Thursday, May 10, 2012
If life imitates art, then the following pictures capture the blurry, musical art that was created by Lockett Pundt and Lotus Plaza. A small and quiet crowd gathered at The Luminary Center for the Arts to take in the vast, sonic landscape that is Lotus Plaza. Lotus Plaza is the side project of Deerhunter guitarist Lockett Pundt. Pudnt heavily exploits and experiments with electronic gadgets that can produce waves of sonic pleasure. The mood of the evening was set by a solitary, unchanging blue-colored stage. Lotus Plaza’s music is defined as shoegaze, a term that is defined by the musicians as they stare at their shoes while onstage. The audience was here to listen to and showed little emotion outside of applauding in between songs. Lotus Plaza played a short hour-long set due to some technical difficulties and Pundt recovering from the recent loss of his voice. Lotus Plaza is currently touring in support of their latest release, Spooky Action at a Distance, an album that at times can sound like English pop from the 80’s and then quickly turn around and bite you with a guitar sound that mimics Thurston Moore. One of the standout songs from this album that melds these two styles perfectly is “Out of Touch.” While onstage, Pundt gives one the feeling that he is always thinking of how the music should be painted. Tonight’s performance was portrayed somewhat dark but if you listen closely, as many did on this night in St. Louis, you’ll find every Lotus Plaza song has a splash of color. Pictures of the show are below:

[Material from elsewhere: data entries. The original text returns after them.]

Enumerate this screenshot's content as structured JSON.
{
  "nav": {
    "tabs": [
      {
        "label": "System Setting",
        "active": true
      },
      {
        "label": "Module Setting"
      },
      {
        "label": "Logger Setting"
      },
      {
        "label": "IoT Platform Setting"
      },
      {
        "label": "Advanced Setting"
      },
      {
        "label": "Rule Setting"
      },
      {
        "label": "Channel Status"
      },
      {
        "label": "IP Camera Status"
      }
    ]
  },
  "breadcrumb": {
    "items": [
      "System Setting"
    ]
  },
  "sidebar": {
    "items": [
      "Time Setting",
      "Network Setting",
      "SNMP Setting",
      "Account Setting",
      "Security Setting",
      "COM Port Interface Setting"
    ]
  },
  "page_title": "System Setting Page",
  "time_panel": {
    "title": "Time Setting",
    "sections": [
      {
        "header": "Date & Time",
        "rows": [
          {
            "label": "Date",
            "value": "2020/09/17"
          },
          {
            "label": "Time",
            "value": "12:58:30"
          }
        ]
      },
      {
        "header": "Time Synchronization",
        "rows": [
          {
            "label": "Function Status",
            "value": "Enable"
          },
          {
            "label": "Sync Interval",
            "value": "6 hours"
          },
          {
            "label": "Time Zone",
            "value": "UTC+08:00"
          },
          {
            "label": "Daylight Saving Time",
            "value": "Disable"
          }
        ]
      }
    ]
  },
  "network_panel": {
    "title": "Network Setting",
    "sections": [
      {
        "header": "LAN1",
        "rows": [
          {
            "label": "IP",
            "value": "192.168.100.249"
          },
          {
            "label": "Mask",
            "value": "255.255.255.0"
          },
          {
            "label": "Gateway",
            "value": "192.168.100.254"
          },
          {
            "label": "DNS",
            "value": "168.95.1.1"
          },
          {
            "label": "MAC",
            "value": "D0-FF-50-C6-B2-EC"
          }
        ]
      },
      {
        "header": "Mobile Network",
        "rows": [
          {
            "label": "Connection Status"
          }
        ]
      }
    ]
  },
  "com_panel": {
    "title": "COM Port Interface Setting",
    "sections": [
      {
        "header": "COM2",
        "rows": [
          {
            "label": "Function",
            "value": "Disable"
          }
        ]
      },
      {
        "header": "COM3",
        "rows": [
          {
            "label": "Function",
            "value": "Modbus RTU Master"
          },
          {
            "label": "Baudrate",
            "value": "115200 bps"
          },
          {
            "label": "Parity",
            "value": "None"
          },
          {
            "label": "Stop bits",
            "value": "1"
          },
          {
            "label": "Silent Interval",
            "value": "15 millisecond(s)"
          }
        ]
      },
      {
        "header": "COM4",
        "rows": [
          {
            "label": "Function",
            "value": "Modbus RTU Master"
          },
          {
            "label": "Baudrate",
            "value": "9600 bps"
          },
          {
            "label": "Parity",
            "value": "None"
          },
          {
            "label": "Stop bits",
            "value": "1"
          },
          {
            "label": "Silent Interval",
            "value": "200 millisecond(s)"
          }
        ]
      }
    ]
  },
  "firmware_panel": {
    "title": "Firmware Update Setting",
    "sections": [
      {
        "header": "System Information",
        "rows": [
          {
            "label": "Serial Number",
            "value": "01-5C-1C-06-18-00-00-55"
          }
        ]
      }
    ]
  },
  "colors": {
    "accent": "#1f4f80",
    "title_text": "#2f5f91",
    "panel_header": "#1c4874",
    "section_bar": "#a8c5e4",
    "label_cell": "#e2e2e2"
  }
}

Thursday, May 3, 2012
They say it’s bigger and better in Texas. I don’t know about all of Texas, but one thing that is bigger in Texas is the Dallas International Guitar Festival (DIGF). This annual event draws thousands of visitors to the Dallas Market Hall to view custom made guitars, new products and gizmos, and to hear some of the finest guitar players on the planet. This year I found my way to the DIGF two days in a row. The Market Hall was packed, as usual, with guitar enthusiasts and vendors. My first day at the show was kind of a preview day, but while previewing I had a chance to hear some excellent guitar players on both the indoor and outdoor stages.
Wednesday, May 2, 2012
Last Sunday, thousands descended upon FC Dallas Stadium (formerly Pizza Hut Park) for the 22nd installment of 102.1 KDGE's Edgefest. The premier radio festival in North Texas has seen an array of talent in its 21 previous years including Muse and the Killers in 2008, Phoenix and Limp Bizkit? in 2010, Blink 182 and Goo Goo Dools in 1999 (my first Edgefest), et cetera. But in past years, the festival has been drowned in alternative rock and nostalgic bands of the 90's, a sad reflection of their outdated playists on the station. Not the case anymore. This year, Edgefest returned to fine form with the inclusion of Cake, Garbage, Evanescence, Cage the Elephant, and headliners, the Black Keys. The Black Keys alone were a draw for most concert goers, as they are headlining almost every major festival this year and have blown up within the last few years to go from underground wonders to full-blown superstars.